■ Records for processing:
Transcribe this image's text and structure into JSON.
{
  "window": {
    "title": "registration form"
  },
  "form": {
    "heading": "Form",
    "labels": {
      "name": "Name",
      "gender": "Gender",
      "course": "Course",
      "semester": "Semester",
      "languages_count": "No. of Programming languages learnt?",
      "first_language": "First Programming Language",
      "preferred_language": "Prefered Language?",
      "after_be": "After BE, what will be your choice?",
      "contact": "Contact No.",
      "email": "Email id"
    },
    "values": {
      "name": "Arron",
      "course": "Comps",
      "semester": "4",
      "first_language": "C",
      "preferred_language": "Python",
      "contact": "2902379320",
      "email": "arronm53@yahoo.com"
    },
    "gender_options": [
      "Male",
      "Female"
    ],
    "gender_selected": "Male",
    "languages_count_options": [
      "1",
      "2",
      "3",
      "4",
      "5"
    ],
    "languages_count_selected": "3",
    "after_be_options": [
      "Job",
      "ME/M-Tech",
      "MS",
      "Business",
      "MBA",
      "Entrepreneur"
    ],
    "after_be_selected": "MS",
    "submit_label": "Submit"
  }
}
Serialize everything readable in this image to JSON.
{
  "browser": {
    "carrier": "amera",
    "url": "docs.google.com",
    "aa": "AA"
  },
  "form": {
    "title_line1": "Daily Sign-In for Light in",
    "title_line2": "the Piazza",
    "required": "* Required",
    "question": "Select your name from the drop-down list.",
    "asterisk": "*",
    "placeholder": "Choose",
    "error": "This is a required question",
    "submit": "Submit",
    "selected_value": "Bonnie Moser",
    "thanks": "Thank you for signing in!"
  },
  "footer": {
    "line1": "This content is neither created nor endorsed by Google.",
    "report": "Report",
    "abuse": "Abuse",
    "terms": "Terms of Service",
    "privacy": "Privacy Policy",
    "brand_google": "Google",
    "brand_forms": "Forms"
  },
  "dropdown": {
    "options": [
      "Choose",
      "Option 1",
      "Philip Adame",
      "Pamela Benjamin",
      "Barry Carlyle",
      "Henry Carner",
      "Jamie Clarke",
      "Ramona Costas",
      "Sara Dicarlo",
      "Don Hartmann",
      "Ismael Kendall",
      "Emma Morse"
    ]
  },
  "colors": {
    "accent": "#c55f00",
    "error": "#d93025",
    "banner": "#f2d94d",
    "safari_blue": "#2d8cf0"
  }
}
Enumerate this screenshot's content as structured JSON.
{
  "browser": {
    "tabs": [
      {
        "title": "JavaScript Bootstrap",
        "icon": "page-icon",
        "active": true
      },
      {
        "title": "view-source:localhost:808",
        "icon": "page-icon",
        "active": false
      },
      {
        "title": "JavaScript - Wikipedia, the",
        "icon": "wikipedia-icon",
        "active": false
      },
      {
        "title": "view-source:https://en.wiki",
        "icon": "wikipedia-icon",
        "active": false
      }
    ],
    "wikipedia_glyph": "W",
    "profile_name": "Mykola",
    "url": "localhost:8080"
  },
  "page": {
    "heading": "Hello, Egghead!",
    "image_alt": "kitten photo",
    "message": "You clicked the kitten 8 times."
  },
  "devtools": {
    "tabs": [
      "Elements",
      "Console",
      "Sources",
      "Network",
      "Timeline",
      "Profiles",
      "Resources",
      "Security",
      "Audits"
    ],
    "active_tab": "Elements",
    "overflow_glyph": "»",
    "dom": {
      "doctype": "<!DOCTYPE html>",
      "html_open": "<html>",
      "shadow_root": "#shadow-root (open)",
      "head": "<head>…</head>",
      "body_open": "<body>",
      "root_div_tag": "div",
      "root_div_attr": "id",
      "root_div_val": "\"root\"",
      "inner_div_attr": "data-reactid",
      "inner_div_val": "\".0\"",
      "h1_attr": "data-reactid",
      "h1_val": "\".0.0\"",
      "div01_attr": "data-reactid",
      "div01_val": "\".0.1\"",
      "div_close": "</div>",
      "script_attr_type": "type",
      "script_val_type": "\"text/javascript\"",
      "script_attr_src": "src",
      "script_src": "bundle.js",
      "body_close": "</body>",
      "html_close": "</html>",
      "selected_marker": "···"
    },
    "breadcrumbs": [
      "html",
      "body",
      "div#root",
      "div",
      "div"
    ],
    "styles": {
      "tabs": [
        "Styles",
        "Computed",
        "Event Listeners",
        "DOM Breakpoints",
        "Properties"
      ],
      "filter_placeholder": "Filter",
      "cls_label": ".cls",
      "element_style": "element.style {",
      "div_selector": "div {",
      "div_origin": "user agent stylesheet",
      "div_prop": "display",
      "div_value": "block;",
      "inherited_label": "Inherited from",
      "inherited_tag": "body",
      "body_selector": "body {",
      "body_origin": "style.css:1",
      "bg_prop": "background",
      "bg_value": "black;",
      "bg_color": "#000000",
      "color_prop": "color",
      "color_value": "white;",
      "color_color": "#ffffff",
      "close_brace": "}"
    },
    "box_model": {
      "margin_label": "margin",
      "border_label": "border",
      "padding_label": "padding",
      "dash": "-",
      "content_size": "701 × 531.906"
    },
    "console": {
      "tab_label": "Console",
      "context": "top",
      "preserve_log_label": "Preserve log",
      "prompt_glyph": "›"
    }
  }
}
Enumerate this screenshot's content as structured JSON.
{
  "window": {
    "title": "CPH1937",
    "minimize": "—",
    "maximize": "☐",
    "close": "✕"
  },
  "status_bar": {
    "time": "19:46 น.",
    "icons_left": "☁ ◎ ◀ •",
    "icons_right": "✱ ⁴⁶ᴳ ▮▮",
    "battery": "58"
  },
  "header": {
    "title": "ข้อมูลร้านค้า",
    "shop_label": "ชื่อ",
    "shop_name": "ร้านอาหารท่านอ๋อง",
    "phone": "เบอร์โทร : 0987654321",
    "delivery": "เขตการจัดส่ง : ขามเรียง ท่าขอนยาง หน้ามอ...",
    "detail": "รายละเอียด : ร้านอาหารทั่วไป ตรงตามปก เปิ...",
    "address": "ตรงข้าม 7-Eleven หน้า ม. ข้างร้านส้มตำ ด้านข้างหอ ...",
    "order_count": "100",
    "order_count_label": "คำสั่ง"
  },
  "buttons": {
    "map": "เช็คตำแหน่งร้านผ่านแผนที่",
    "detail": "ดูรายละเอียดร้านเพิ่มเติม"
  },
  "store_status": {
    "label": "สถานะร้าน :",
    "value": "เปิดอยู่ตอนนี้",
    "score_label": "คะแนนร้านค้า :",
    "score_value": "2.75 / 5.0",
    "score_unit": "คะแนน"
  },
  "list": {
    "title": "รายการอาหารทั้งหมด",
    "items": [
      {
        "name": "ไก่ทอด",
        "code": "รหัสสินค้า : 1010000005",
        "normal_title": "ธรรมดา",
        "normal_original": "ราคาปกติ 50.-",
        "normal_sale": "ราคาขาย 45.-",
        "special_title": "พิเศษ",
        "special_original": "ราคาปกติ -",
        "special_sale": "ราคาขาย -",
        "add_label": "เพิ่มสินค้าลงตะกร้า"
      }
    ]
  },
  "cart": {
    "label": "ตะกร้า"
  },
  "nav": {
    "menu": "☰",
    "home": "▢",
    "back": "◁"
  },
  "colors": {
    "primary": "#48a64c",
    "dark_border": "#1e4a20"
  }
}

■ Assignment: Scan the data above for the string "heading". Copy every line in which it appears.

■ Exercise response:
    "heading": "Form",
    "heading": "Hello, Egghead!",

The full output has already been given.